### Try it
Count how many lines in the entries below hold the string "icon", and respond with that number only.

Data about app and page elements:
-*-

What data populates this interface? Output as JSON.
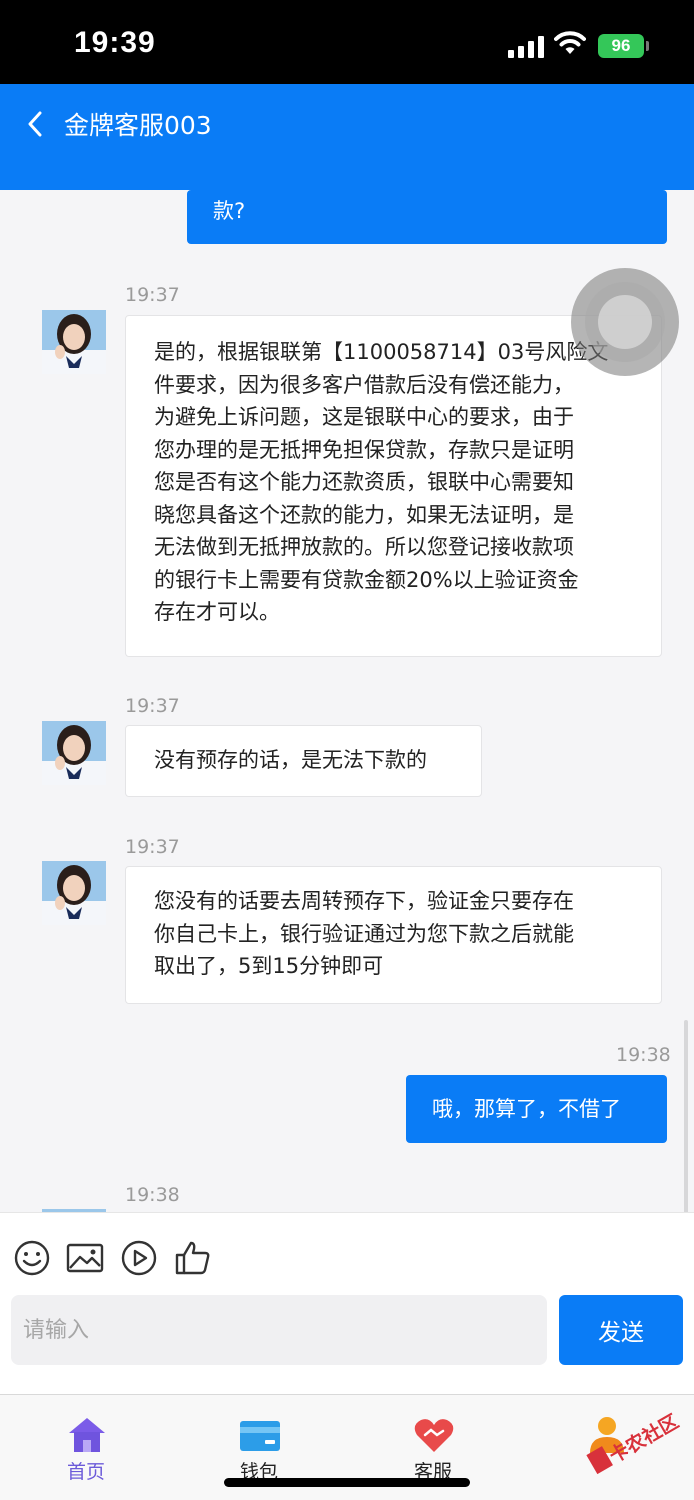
{
  "status_bar": {
    "time": "19:39",
    "battery": "96"
  },
  "nav": {
    "title": "金牌客服003"
  },
  "messages": [
    {
      "side": "out",
      "lines": [
        "款?"
      ]
    },
    {
      "side": "in",
      "time": "19:37",
      "lines": [
        "是的，根据银联第【1100058714】03号风险文",
        "件要求，因为很多客户借款后没有偿还能力，",
        "为避免上诉问题，这是银联中心的要求，由于",
        "您办理的是无抵押免担保贷款，存款只是证明",
        "您是否有这个能力还款资质，银联中心需要知",
        "晓您具备这个还款的能力，如果无法证明，是",
        "无法做到无抵押放款的。所以您登记接收款项",
        "的银行卡上需要有贷款金额20%以上验证资金",
        "存在才可以。"
      ]
    },
    {
      "side": "in",
      "time": "19:37",
      "lines": [
        "没有预存的话，是无法下款的"
      ]
    },
    {
      "side": "in",
      "time": "19:37",
      "lines": [
        "您没有的话要去周转预存下，验证金只要存在",
        "你自己卡上，银行验证通过为您下款之后就能",
        "取出了，5到15分钟即可"
      ]
    },
    {
      "side": "out",
      "time": "19:38",
      "lines": [
        "哦，那算了，不借了"
      ]
    },
    {
      "side": "in",
      "time": "19:38",
      "lines": []
    }
  ],
  "composer": {
    "tools": [
      "emoji-icon",
      "image-icon",
      "play-icon",
      "thumbs-up-icon"
    ],
    "input_placeholder": "请输入",
    "send_label": "发送"
  },
  "tabs": [
    {
      "label": "首页",
      "icon": "home-icon",
      "active": true
    },
    {
      "label": "钱包",
      "icon": "wallet-icon",
      "active": false
    },
    {
      "label": "客服",
      "icon": "customer-service-icon",
      "active": false
    },
    {
      "label": "我的",
      "icon": "profile-icon",
      "active": false
    }
  ],
  "watermark": {
    "text": "卡农社区"
  },
  "colors": {
    "primary": "#0a7cf6",
    "active_tab": "#6c5bd9",
    "status_bar": "#000000",
    "battery": "#34c759"
  }
}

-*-

### Written response
8